Paper money is almost always tainted with some drug residue. Evidence presented at court shows how banknotes seized from a suspect may differ from banknotes in general circulation, in the form of higher contamination with drugs.
A question arising from such evidence is whether seized banknotes could have become contaminated through being in circulation in drug ‘hot spots’. Defendants may claim that bank notes from such places are more likely to have a high level of drug residue, even if arising from innocent sources.
Researchers from the University of Bristol and Mass Spec Analytical Ltd, a company based in Bristol, have now shown this argument to be invalid.
Gavin Lloyd, Karl Ebejer and colleagues analysed £10 and £20 notes from areas across the UK that are rich and poor, urban and rural, safe and dangerous. These also included whether a town is a port of entry – smugglers often use these to bring drugs into the UK – or whether a region has high levels of drug offenders in the community.
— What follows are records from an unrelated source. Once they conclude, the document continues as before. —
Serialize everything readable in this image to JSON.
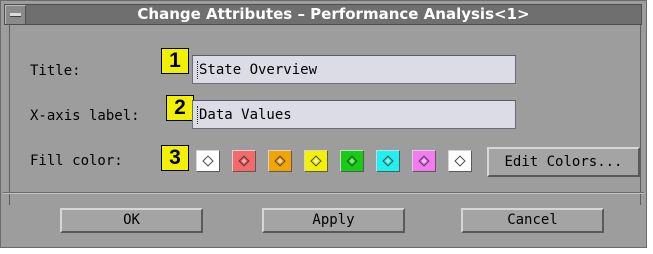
{
  "window": {
    "title": "Change Attributes – Performance Analysis<1>"
  },
  "form": {
    "title_label": "Title:",
    "title_value": "State Overview",
    "xaxis_label": "X-axis label:",
    "xaxis_value": "Data Values",
    "fill_label": "Fill color:"
  },
  "callouts": [
    "1",
    "2",
    "3"
  ],
  "swatches": [
    {
      "color": "#ffffff",
      "diamond": "#ffffff"
    },
    {
      "color": "#f46a6a",
      "diamond": "#ee3a3a"
    },
    {
      "color": "#f2a400",
      "diamond": "#ee9200"
    },
    {
      "color": "#f2f200",
      "diamond": "#eaea00"
    },
    {
      "color": "#14ce14",
      "diamond": "#00bf00"
    },
    {
      "color": "#1cf2f2",
      "diamond": "#00dede"
    },
    {
      "color": "#f47af4",
      "diamond": "#e85ce8"
    },
    {
      "color": "#ffffff",
      "diamond": "#ffffff"
    }
  ],
  "buttons": {
    "edit_colors": "Edit Colors...",
    "ok": "OK",
    "apply": "Apply",
    "cancel": "Cancel"
  },
  "icons": {
    "window_menu": "window-menu-icon",
    "swatch_marker": "diamond-icon"
  }
}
Gavin Lloyd from the University of Bristol, said: “The UK's black economy in drug dealing is estimated to be around £4 billion a year, similar to the entire economy of New Zealand. For obvious reasons this economy involves substantial cash-in-hand transactions. We wanted to answer two questions: could there be small localised cash-in-hand economies where the levels of contamination are higher because of a high number of drug users, and could highly contaminated banknotes be found on innocent people living in these areas?”
Using a mass spectrometer, the researchers performed a chemical analysis of each bill, allowing them to gather information on the levels of cocaine, heroin, marijuana, and ecstasy on each bank note, and related those measurements to where the note came from.
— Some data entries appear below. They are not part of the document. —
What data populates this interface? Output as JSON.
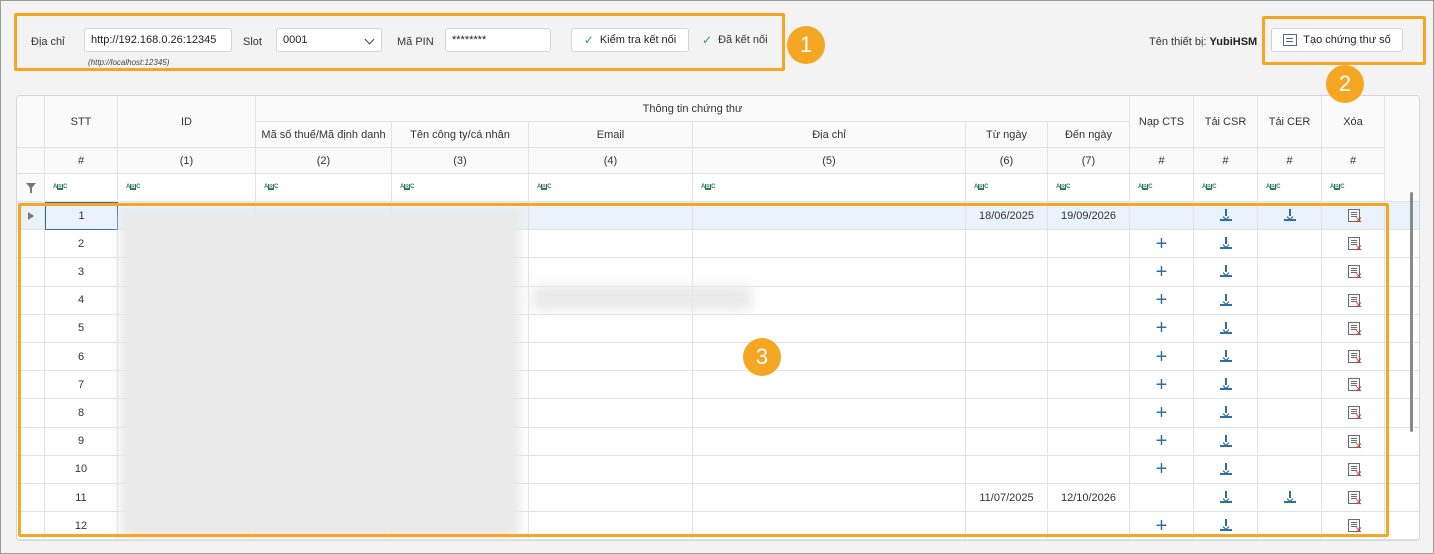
{
  "toolbar": {
    "address_label": "Địa chỉ",
    "address_value": "http://192.168.0.26:12345",
    "address_hint": "(http://localhost:12345)",
    "slot_label": "Slot",
    "slot_value": "0001",
    "pin_label": "Mã PIN",
    "pin_value": "********",
    "check_button": "Kiểm tra kết nối",
    "connected_status": "Đã kết nối",
    "device_label": "Tên thiết bị:",
    "device_name": "YubiHSM",
    "create_cert_button": "Tạo chứng thư số"
  },
  "badges": [
    "1",
    "2",
    "3"
  ],
  "grid": {
    "group_header": "Thông tin chứng thư",
    "columns": [
      {
        "key": "stt",
        "label": "STT",
        "index": "#"
      },
      {
        "key": "id",
        "label": "ID",
        "index": "(1)"
      },
      {
        "key": "tax",
        "label": "Mã số thuế/Mã định danh",
        "index": "(2)"
      },
      {
        "key": "name",
        "label": "Tên công ty/cá nhân",
        "index": "(3)"
      },
      {
        "key": "email",
        "label": "Email",
        "index": "(4)"
      },
      {
        "key": "address",
        "label": "Địa chỉ",
        "index": "(5)"
      },
      {
        "key": "from",
        "label": "Từ ngày",
        "index": "(6)"
      },
      {
        "key": "to",
        "label": "Đến ngày",
        "index": "(7)"
      },
      {
        "key": "load",
        "label": "Nạp CTS",
        "index": "#"
      },
      {
        "key": "csr",
        "label": "Tải CSR",
        "index": "#"
      },
      {
        "key": "cer",
        "label": "Tải CER",
        "index": "#"
      },
      {
        "key": "del",
        "label": "Xóa",
        "index": "#"
      }
    ],
    "filter_glyph": "ABC",
    "rows": [
      {
        "stt": "1",
        "from": "18/06/2025",
        "to": "19/09/2026",
        "load": false,
        "csr": true,
        "cer": true
      },
      {
        "stt": "2",
        "from": "",
        "to": "",
        "load": true,
        "csr": true,
        "cer": false
      },
      {
        "stt": "3",
        "from": "",
        "to": "",
        "load": true,
        "csr": true,
        "cer": false
      },
      {
        "stt": "4",
        "from": "",
        "to": "",
        "load": true,
        "csr": true,
        "cer": false
      },
      {
        "stt": "5",
        "from": "",
        "to": "",
        "load": true,
        "csr": true,
        "cer": false
      },
      {
        "stt": "6",
        "from": "",
        "to": "",
        "load": true,
        "csr": true,
        "cer": false
      },
      {
        "stt": "7",
        "from": "",
        "to": "",
        "load": true,
        "csr": true,
        "cer": false
      },
      {
        "stt": "8",
        "from": "",
        "to": "",
        "load": true,
        "csr": true,
        "cer": false
      },
      {
        "stt": "9",
        "from": "",
        "to": "",
        "load": true,
        "csr": true,
        "cer": false
      },
      {
        "stt": "10",
        "from": "",
        "to": "",
        "load": true,
        "csr": true,
        "cer": false
      },
      {
        "stt": "11",
        "from": "11/07/2025",
        "to": "12/10/2026",
        "load": false,
        "csr": true,
        "cer": true
      },
      {
        "stt": "12",
        "from": "",
        "to": "",
        "load": true,
        "csr": true,
        "cer": false
      }
    ]
  },
  "colors": {
    "highlight": "#f5a623",
    "accent": "#2f6fa8",
    "check": "#4a8a7a",
    "delete": "#d9342b"
  }
}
Using powerful statistical analysis of the results, their conclusions are that geographical location has absolutely no influence on the distribution of contamination. A probable explanation is that banknotes are rapidly mixed by the banking system and circulate via regional depots, and so localised ‘economies’ have little influence on contamination patterns.
Karl Ebejer from Mass Spec Analytical Ltd added: “On each trip to the bank, the researcher would note the arm on which he was wearing his wristwatch. The statistics showed that the arm he wore his watch on had as much relevance to the amount of drug residue found on those bills, as where the bills came from.”
Cherry Lewis | alfa
Scientists enlist engineered protein to battle the MERS virus
22.05.2017 | University of Toronto
Insight into enzyme's 3-D structure could cut biofuel costs
19.05.2017 | DOE/Los Alamos National Laboratory
Two-dimensional magnetic structures are regarded as a promising material for new types of data storage, since the magnetic properties of individual molecular building blocks can be investigated and modified. For the first time, researchers have now produced a wafer-thin ferrimagnet, in which molecules with different magnetic centers arrange themselves on a gold surface to form a checkerboard pattern. Scientists at the Swiss Nanoscience Institute at the University of Basel and the Paul Scherrer Institute published their findings in the journal Nature Communications.
Ferrimagnets are composed of two centers which are magnetized at different strengths and point in opposing directions. Two-dimensional, quasi-flat ferrimagnets...
An Australian-Chinese research team has created the world's thinnest hologram, paving the way towards the integration of 3D holography into everyday...
In the race to produce a quantum computer, a number of projects are seeking a way to create quantum bits -- or qubits -- that are stable, meaning they are not much affected by changes in their environment. This normally needs highly nonlinear non-dissipative elements capable of functioning at very low temperatures.
In pursuit of this goal, researchers at EPFL's Laboratory of Photonics and Quantum Measurements LPQM (STI/SB), have investigated a nonlinear graphene-based...
Dental plaque and the viscous brown slime in drainpipes are two familiar examples of bacterial biofilms. Removing such bacterial depositions from surfaces is...
For the first time, scientists have succeeded in studying the strength of hydrogen bonds in a single molecule using an atomic force microscope. Researchers from the University of Basel’s Swiss Nanoscience Institute network have reported the results in the journal Science Advances.
Hydrogen is the most common element in the universe and is an integral part of almost all organic compounds. Molecules and sections of macromolecules are...
22.05.2017 | Event News
17.05.2017 | Event News
16.05.2017 | Event News
22.05.2017 | Materials Sciences
22.05.2017 | Life Sciences
22.05.2017 | Physics and Astronomy